3) Do not send tapes only. A full score is the only thing that is looked at seriously. (Here Makris is taking it for granted that all conductors can read scores, an assumption to which the history of orchestral music in this country has had some rather startling exceptions!)

4) Do not send condensed scores or piano reductions. Again, the full score is what is essential.

5) A poor tape is a minus rather than a plus. "A poor tape can mean instant death."

6) Sending a work composed for your doctorate is not working to your best advantage, especially if it was composed 10 or 20 years ago.

There are, of course, exceptions to this rule. Samuel Barber wrote his immensely witty and justly successful overture for "A School for Scandal" as a graduation exercise for finishing his work at the Curtis Institute.

7) Sending fives scores is no help. One or two is perfect.

8) A printed score is no more impressive than a manuscript, Makris points out -- a suggestion that could save money. "We are looking for fine music," he adds, "not particularly financially successful music."

9) Scores written in the past 10 years or so are preferable to scores written at an earlier date. (This is arguable, in light of some music that has been neglected for years. If it's good, what difference does it make when it was written?)

10) Generally speaking, send only symphonic music to an orchestra. A song cycle, a cello sonata, pieces for piano alone, or a string quartet are not the right music for an orchestra.

11) Send the complete work, not a single movement or a part of the work, saying that the rest will be finished in a year. "We will simply wait for the work to be completed before looking at it."

12) Generally speaking, sending chamber music will diminish your chances of being played. Most modern conductors conduct very few concerts of this type.

13 if you are an unknown composer, keep in mind that it is harder to promote very long works, or works of unusual combinations such as triangle, bassoon, and carnatic violin. And, Makris says, "believe me, we get these!?

Having spent years worring about why some composers do the things they do, Makris has come up with these suggestions: telephone calls trying to explain or analyze your music are no help; a one-page biographical sketch is much better than a 35-page booklet.

And he has a final suggestion that you might not think necessary. You would be wrong. "Always put your return address on the score," Makris insists.

William Smith, who is Eugene Ormandy's assistant conductor with the Philadelphia Orchestra, and who reads through the mountains of scores that reach that office, told me, "We have a green cabinet full of scores -- some of them go back to the '20s. They have no return addresses."

"And not only with no return address," Smith added, "some of them come in 'postage due!'"

He talked about the small number that have any chance of succeeding. "It is sad, but they are relatively seldom usable.Some composers are simple illiterate musically, and yet it often seems that the less talent they have, the greater their egos.

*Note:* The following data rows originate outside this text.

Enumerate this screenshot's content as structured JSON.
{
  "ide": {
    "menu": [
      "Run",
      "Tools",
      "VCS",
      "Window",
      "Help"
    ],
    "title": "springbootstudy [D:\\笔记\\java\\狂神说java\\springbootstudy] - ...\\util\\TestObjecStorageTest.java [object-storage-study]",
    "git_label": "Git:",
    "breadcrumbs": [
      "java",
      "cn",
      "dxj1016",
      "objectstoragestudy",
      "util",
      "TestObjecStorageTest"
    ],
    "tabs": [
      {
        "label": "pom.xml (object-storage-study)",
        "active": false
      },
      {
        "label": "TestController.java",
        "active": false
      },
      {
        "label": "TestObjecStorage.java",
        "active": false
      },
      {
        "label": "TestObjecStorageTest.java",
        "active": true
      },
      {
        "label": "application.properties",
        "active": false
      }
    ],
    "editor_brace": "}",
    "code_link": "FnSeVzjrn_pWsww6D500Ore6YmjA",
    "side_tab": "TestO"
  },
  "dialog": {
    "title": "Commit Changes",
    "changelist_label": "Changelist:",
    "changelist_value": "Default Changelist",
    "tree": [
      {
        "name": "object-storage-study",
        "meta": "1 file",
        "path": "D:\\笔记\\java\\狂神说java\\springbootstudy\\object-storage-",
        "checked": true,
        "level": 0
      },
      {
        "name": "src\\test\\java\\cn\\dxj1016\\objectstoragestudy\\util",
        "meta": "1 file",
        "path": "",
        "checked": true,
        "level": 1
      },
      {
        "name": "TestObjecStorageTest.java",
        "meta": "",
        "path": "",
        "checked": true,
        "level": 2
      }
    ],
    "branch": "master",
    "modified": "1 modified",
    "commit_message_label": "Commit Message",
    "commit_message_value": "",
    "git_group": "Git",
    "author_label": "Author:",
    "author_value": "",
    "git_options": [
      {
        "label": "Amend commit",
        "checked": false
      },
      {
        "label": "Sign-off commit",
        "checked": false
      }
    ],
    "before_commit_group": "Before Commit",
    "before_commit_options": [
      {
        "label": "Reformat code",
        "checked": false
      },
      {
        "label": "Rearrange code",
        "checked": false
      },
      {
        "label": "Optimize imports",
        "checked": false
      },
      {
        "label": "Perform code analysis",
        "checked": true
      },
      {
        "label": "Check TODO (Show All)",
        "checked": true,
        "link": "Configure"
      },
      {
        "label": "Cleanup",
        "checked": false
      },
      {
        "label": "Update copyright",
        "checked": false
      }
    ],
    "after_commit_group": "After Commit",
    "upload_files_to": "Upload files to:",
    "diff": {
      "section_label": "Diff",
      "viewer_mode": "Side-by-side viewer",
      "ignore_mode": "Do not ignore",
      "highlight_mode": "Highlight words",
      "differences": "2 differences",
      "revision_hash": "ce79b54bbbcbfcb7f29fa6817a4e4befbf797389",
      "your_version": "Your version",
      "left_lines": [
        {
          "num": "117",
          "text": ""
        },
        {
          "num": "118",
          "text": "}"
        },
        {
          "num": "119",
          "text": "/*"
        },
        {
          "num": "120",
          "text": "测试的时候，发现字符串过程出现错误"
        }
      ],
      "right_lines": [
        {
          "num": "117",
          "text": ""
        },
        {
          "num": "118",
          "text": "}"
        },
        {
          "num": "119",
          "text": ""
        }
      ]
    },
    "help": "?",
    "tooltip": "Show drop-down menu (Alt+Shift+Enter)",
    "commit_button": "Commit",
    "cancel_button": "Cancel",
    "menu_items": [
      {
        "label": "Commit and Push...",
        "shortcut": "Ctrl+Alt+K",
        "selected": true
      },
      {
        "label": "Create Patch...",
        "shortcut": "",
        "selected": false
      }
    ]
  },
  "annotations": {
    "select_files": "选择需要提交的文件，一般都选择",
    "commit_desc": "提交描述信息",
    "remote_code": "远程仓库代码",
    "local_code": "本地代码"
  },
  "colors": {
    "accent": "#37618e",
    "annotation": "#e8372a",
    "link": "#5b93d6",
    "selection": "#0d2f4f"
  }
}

"And when we do not play their music, they send insulting letters suggesting that we are passing up another Beethoven."

For some composers, however, the process of packaging and mailing scores to conductors who are known for their sympathies toward new music pays off. Only last season Antal Dorati programmed a new work by a young West Coast composer whose name was completely unknown.

"It just came to us in the mail," Dorati said, "and when I studied it I thought it was a good piece and that the audience would like it." He turned out to be right on both counts.

Orchestras' score readers across the country tell the same story Makris has told. The New York Philharmonic has a history of turning over the stacks of scores to its assistant conductors for preliminary reading. However, David Gilbert, the Philharmonic's last assistant, left the post several months ago. gSince that time, they have had no reader. But Zubin Mehta, Philharmonic's new music director, likes to do his own score reading and somehow, in the midst of one of the heaviest conducting schedules around these days, he goes through large numbers of those packages that never stop coming. The process is basically sound. But the wise composers will learn from Makris' suggestions.